The fact that participants in the sleep group engaged in relearning was also critical for their improved long-term performance. In a follow-up to the main experiment, a control group of 20 additional participants followed nearly all of the same procedures as the sleep group, including training at the same times of day and sleeping after initial learning. However, in place of the relearning session, these participants only briefly practiced the list of word pairs one time. Without relearning, their subsequent recall performance was no better than the wake group. Thus, it was the combination of sleeping after initial learning, plus engaging in relearning itself, that generated long-term memory benefits.
Mazza and her colleagues interpreted their results as evidence that sleep “transforms” memories, making the effects of initial learning stronger and empowering subsequent relearning. By this interpretation, sleep not only prevents memories from being forgotten, it also makes it easier to restore memories during relearning. In support of this conclusion, the authors noted that total sleep time was positively correlated with recall and relearning performance (the longer participants slept, the better they tended to do on both). This pattern, similar to that observed in prior research, is consistent with two possibilities: either a sleep-specific mechanism boosts learning, which sets the stage for improved relearning, or sleep allows regularly occurring learning processes to occur without interference, which also boosts memory and expedites relearning.

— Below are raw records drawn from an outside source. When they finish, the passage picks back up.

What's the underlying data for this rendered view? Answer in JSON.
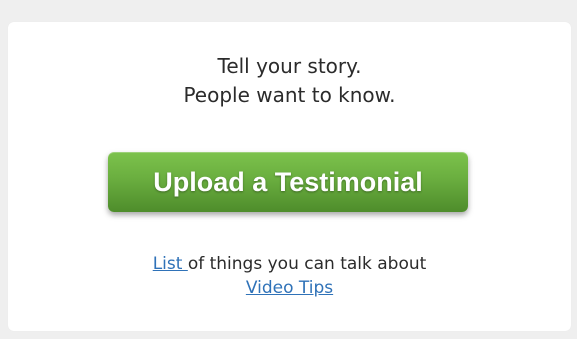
{
  "card": {
    "tagline_line1": "Tell your story.",
    "tagline_line2": "People want to know.",
    "upload_button_label": "Upload a Testimonial",
    "list_link_label": "List ",
    "list_suffix_text": "of things you can talk about",
    "video_tips_link_label": "Video Tips"
  },
  "colors": {
    "page_background": "#efefef",
    "card_background": "#ffffff",
    "button_green": "#6aae3f",
    "link_blue": "#2f72b8",
    "text": "#2b2b2b"
  }
}
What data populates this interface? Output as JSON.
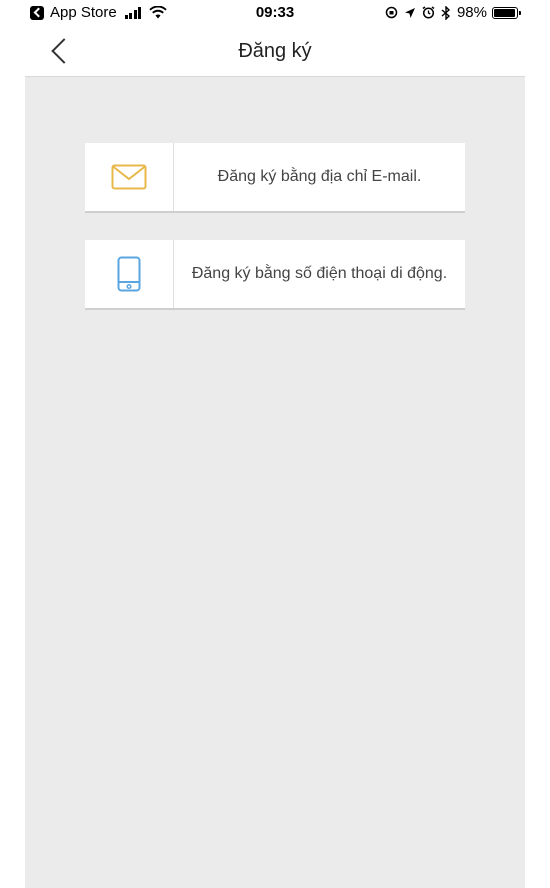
{
  "status_bar": {
    "app_back_label": "App Store",
    "time": "09:33",
    "battery": "98%",
    "battery_level": 0.98
  },
  "nav": {
    "title": "Đăng ký"
  },
  "options": [
    {
      "label": "Đăng ký bằng địa chỉ E-mail.",
      "icon": "envelope-icon",
      "icon_color": "#e8b84a"
    },
    {
      "label": "Đăng ký bằng số điện thoại di động.",
      "icon": "mobile-phone-icon",
      "icon_color": "#5aa6e0"
    }
  ],
  "colors": {
    "background": "#ebebeb",
    "card": "#ffffff",
    "text": "#444444"
  }
}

Both possibilities remain viable in this and related research, thus inviting future studies to tease the two apart.
Moreover, while this latest study reveals an important and largely unknown potential benefit of sleep, it remains to be determined whether the same benefits will manifest in other circumstances (such as when relearning non-verbal materials). It is also important to note that Mazza and her colleagues had their sleep and wake groups train at different times of day. In a recent meta-analysis of sleep and motor learning research, Tim Rickard and I found that such “varied time” experimental designs often yield better performance in sleep vs. wake groups regardless of whether there is a sleep-specific learning benefit. This may be due to the fact that humans vary in fatigue levels, alertness, and other characteristics according to the time of day and their natural urge to sleep—differences that may not necessarily manifest in the sleepiness surveys that participants of sleep studies are often asked to take (as occurred in the present study). Further research in which the sleep and wake groups are not subjected to such widely divergent schedules is needed to address this issue.
At present, these new results suggest that sleeping between study sessions can be a particularly potent learning strategy, and especially when learners take the time to repeatedly revisit and relearn in order to achieve a high level of performance. For instance, if a set of materials needs to be completely mastered, such as an official manual in preparation for a licensure exam, then those materials should be repeatedly studied across multiple study sessions and in between periods of sleep. Scheduling those study sessions to occur shortly before going to bed is also likely to improve future remembering and relearning. In a world where an uninterrupted night of sleep seems to be increasingly rare—and many of us try expensive and unproven ways to improve learning and memory—these may be some of the most compelling reasons yet to embrace the Land of Nod.